---------- Data section

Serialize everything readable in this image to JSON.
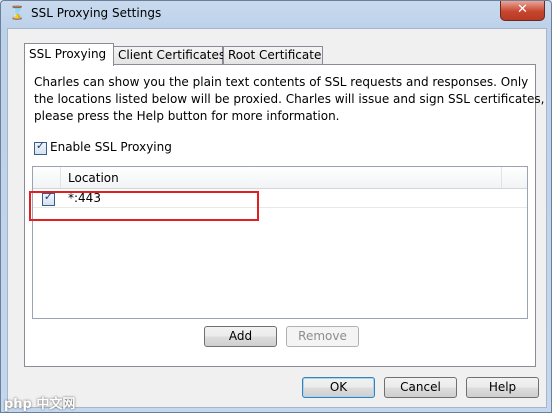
{
  "window": {
    "title": "SSL Proxying Settings",
    "close_label": "✕"
  },
  "tabs": [
    {
      "label": "SSL Proxying",
      "active": true
    },
    {
      "label": "Client Certificates",
      "active": false
    },
    {
      "label": "Root Certificate",
      "active": false
    }
  ],
  "description": [
    "Charles can show you the plain text contents of SSL requests and responses. Only",
    "the locations listed below will be proxied. Charles will issue and sign SSL certificates,",
    "please press the Help button for more information."
  ],
  "enable_ssl_proxying": {
    "label": "Enable SSL Proxying",
    "checked": true
  },
  "locations_table": {
    "column_header": "Location",
    "rows": [
      {
        "checked": true,
        "location": "*:443"
      }
    ]
  },
  "list_buttons": {
    "add": "Add",
    "remove": "Remove"
  },
  "dialog_buttons": {
    "ok": "OK",
    "cancel": "Cancel",
    "help": "Help"
  },
  "watermark": {
    "text": "php 中文网"
  },
  "colors": {
    "highlight_box": "#e02020",
    "close_button": "#c7462f"
  }
}
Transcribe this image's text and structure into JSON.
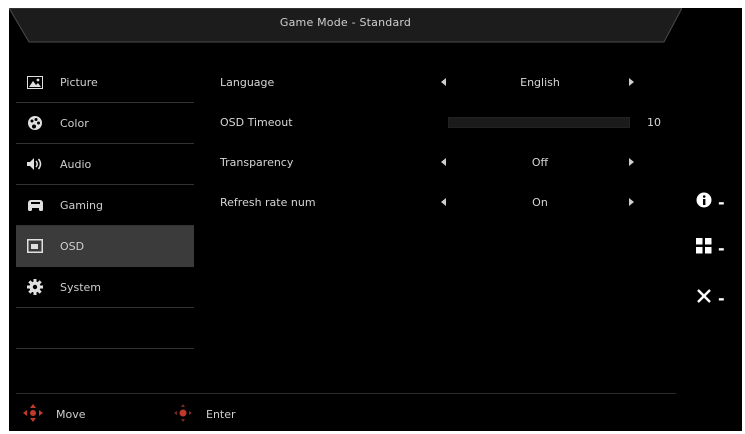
{
  "header": {
    "title": "Game Mode - Standard"
  },
  "sidebar": {
    "items": [
      {
        "label": "Picture",
        "icon": "picture-icon",
        "active": false
      },
      {
        "label": "Color",
        "icon": "palette-icon",
        "active": false
      },
      {
        "label": "Audio",
        "icon": "speaker-icon",
        "active": false
      },
      {
        "label": "Gaming",
        "icon": "gamepad-icon",
        "active": false
      },
      {
        "label": "OSD",
        "icon": "osd-icon",
        "active": true
      },
      {
        "label": "System",
        "icon": "gear-icon",
        "active": false
      }
    ]
  },
  "settings": {
    "language": {
      "label": "Language",
      "value": "English"
    },
    "osd_timeout": {
      "label": "OSD Timeout",
      "value": "10"
    },
    "transparency": {
      "label": "Transparency",
      "value": "Off"
    },
    "refresh_rate_num": {
      "label": "Refresh rate num",
      "value": "On"
    }
  },
  "footer": {
    "move_label": "Move",
    "enter_label": "Enter"
  },
  "side_keys": [
    {
      "icon": "info-icon",
      "label": "-"
    },
    {
      "icon": "menu-grid-icon",
      "label": "-"
    },
    {
      "icon": "close-icon",
      "label": "-"
    }
  ],
  "colors": {
    "background": "#000000",
    "active_item": "#3b3b3b",
    "accent_red": "#c0392b"
  }
}
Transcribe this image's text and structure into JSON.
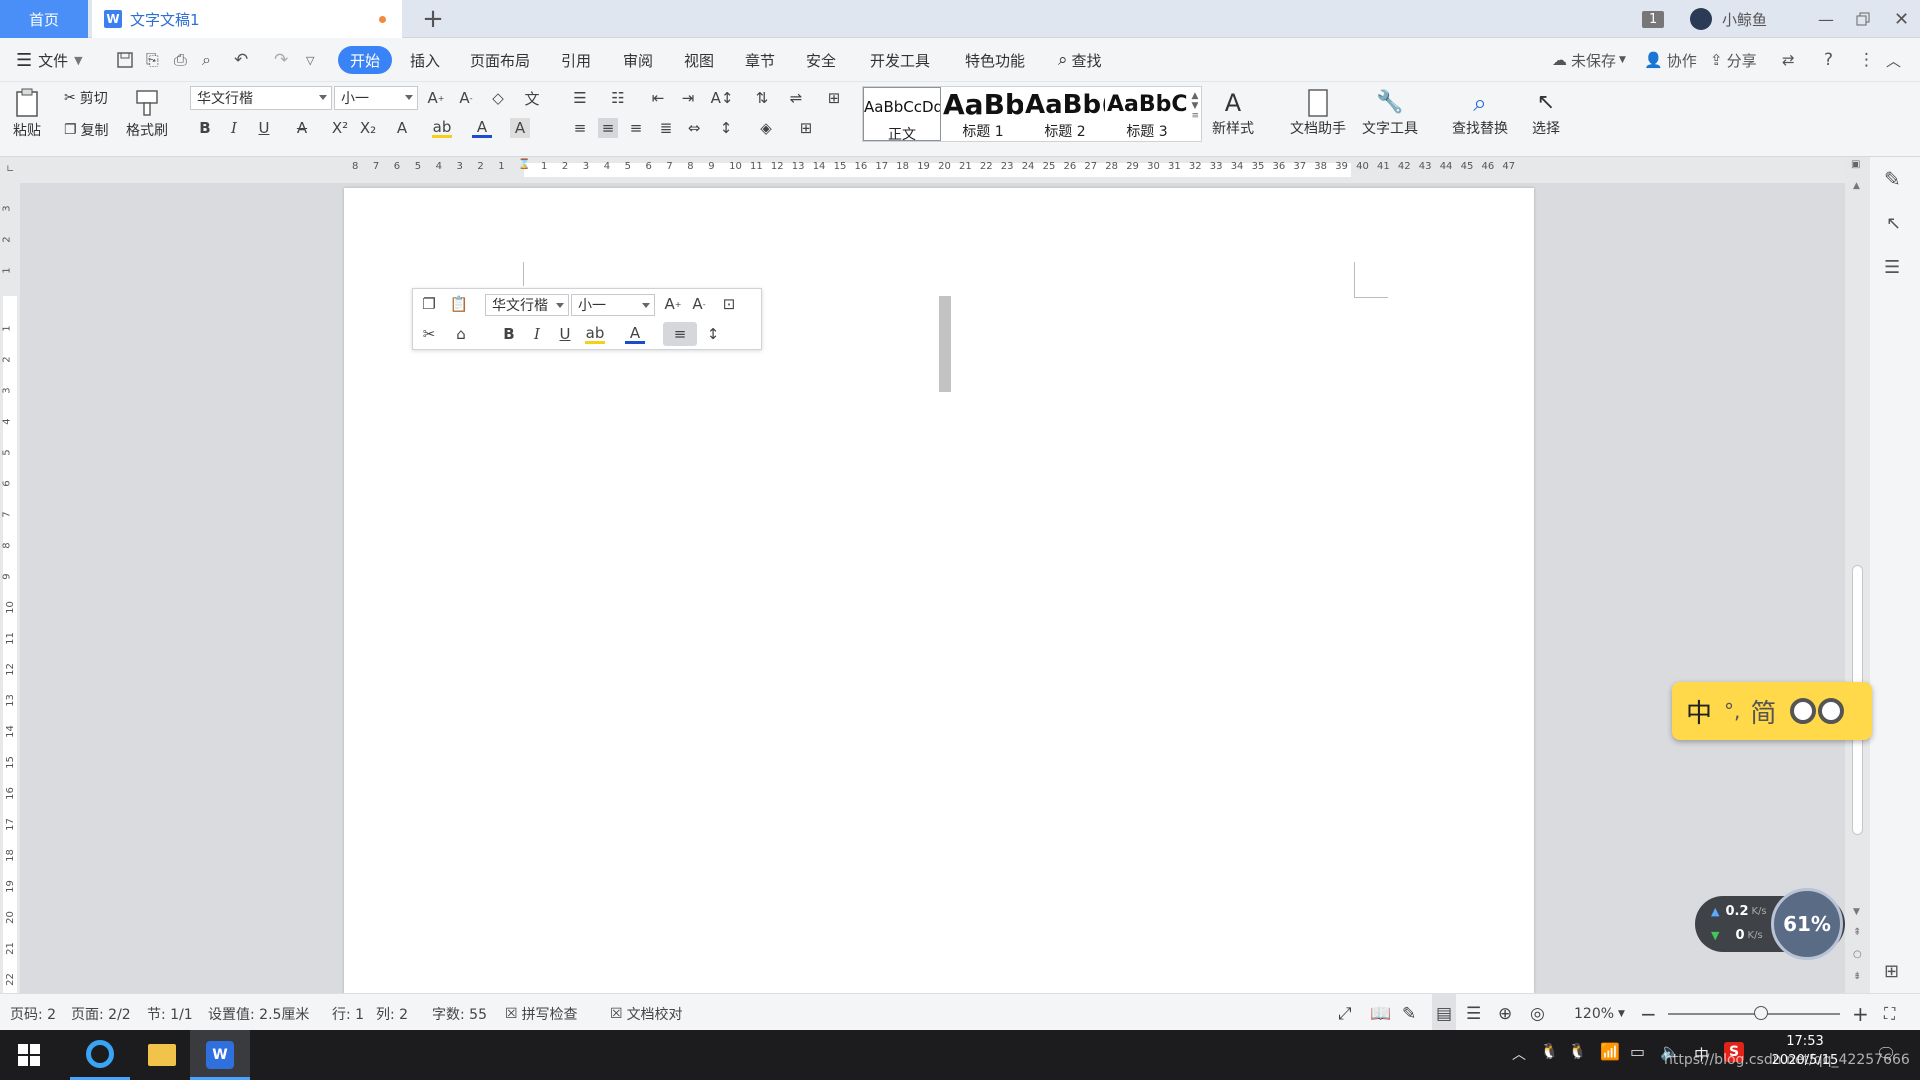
{
  "titlebar": {
    "home_tab": "首页",
    "doc_tab": "文字文稿1",
    "notification_count": "1",
    "username": "小鲸鱼"
  },
  "menu": {
    "file": "文件",
    "items": [
      "开始",
      "插入",
      "页面布局",
      "引用",
      "审阅",
      "视图",
      "章节",
      "安全",
      "开发工具",
      "特色功能"
    ],
    "search": "查找",
    "unsaved": "未保存",
    "collab": "协作",
    "share": "分享"
  },
  "ribbon": {
    "paste": "粘贴",
    "cut": "剪切",
    "copy": "复制",
    "format_painter": "格式刷",
    "font_name": "华文行楷",
    "font_size": "小一",
    "styles": [
      {
        "preview": "AaBbCcDd",
        "label": "正文"
      },
      {
        "preview": "AaBb",
        "label": "标题 1"
      },
      {
        "preview": "AaBb(",
        "label": "标题 2"
      },
      {
        "preview": "AaBbC",
        "label": "标题 3"
      }
    ],
    "new_style": "新样式",
    "doc_assistant": "文档助手",
    "text_tools": "文字工具",
    "find_replace": "查找替换",
    "select": "选择"
  },
  "ruler": {
    "h_left": [
      "8",
      "7",
      "6",
      "5",
      "4",
      "3",
      "2",
      "1"
    ],
    "h_right": [
      "1",
      "2",
      "3",
      "4",
      "5",
      "6",
      "7",
      "8",
      "9",
      "10",
      "11",
      "12",
      "13",
      "14",
      "15",
      "16",
      "17",
      "18",
      "19",
      "20",
      "21",
      "22",
      "23",
      "24",
      "25",
      "26",
      "27",
      "28",
      "29",
      "30",
      "31",
      "32",
      "33",
      "34",
      "35",
      "36",
      "37",
      "38",
      "39",
      "40",
      "41",
      "42",
      "43",
      "44",
      "45",
      "46",
      "47"
    ],
    "v_top": [
      "3",
      "2",
      "1"
    ],
    "v_main": [
      "1",
      "2",
      "3",
      "4",
      "5",
      "6",
      "7",
      "8",
      "9",
      "10",
      "11",
      "12",
      "13",
      "14",
      "15",
      "16",
      "17",
      "18",
      "19",
      "20",
      "21",
      "22"
    ]
  },
  "float_toolbar": {
    "font_name": "华文行楷",
    "font_size": "小一"
  },
  "statusbar": {
    "page_no": "页码: 2",
    "pages": "页面: 2/2",
    "section": "节: 1/1",
    "setting": "设置值: 2.5厘米",
    "row": "行: 1",
    "col": "列: 2",
    "words": "字数: 55",
    "spell": "拼写检查",
    "proof": "文档校对",
    "zoom": "120%"
  },
  "ime": {
    "mode": "中",
    "punct": "°,",
    "simp": "简"
  },
  "net": {
    "up": "0.2",
    "down": "0",
    "unit": "K/s",
    "percent": "61%"
  },
  "taskbar": {
    "time": "17:53",
    "date": "2020/5/15",
    "url": "https://blog.csdn.net/qq_42257666",
    "lang": "中"
  },
  "colors": {
    "accent": "#3a83f6",
    "home_tab": "#4a8ff7",
    "ime_bg": "#ffd94a"
  }
}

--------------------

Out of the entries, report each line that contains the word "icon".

• Written solution:
        "icon": "picture-icon",
        "icon": "palette-icon",
        "icon": "speaker-icon",
        "icon": "gamepad-icon",
        "icon": "osd-icon",
        "icon": "gear-icon",
      "icon": "info-icon",
      "icon": "menu-grid-icon",
      "icon": "close-icon",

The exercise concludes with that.